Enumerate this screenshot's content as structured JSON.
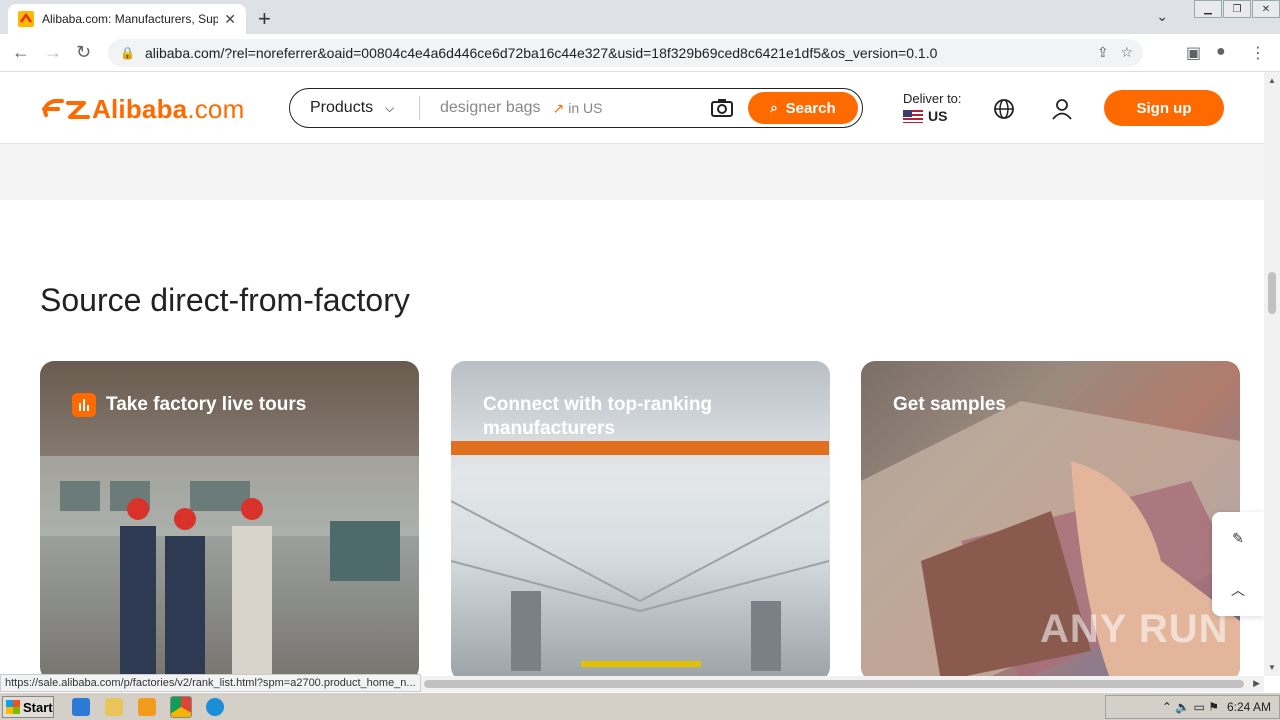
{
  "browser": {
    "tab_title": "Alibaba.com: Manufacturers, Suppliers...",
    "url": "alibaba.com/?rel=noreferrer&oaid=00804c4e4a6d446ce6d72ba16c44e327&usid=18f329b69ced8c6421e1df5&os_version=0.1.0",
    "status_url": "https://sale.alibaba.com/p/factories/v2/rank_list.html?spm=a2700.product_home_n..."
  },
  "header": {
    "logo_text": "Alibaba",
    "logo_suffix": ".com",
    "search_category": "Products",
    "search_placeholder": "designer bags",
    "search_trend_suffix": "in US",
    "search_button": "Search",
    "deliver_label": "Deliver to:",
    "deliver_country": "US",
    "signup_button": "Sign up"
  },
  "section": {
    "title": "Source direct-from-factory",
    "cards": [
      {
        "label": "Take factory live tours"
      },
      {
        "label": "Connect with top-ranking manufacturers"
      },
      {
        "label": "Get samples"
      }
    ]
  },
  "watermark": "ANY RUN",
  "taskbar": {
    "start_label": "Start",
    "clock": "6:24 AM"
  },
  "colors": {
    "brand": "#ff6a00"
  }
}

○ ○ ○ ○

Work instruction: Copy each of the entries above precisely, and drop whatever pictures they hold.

Answer section:
Enumerate this screenshot's content as structured JSON.
{
  "browser": {
    "tab_title": "Alibaba.com: Manufacturers, Suppliers...",
    "url": "alibaba.com/?rel=noreferrer&oaid=00804c4e4a6d446ce6d72ba16c44e327&usid=18f329b69ced8c6421e1df5&os_version=0.1.0",
    "status_url": "https://sale.alibaba.com/p/factories/v2/rank_list.html?spm=a2700.product_home_n..."
  },
  "header": {
    "logo_text": "Alibaba",
    "logo_suffix": ".com",
    "search_category": "Products",
    "search_placeholder": "designer bags",
    "search_trend_suffix": "in US",
    "search_button": "Search",
    "deliver_label": "Deliver to:",
    "deliver_country": "US",
    "signup_button": "Sign up"
  },
  "section": {
    "title": "Source direct-from-factory",
    "cards": [
      {
        "label": "Take factory live tours"
      },
      {
        "label": "Connect with top-ranking manufacturers"
      },
      {
        "label": "Get samples"
      }
    ]
  },
  "watermark": "ANY RUN",
  "taskbar": {
    "start_label": "Start",
    "clock": "6:24 AM"
  },
  "colors": {
    "brand": "#ff6a00"
  }
}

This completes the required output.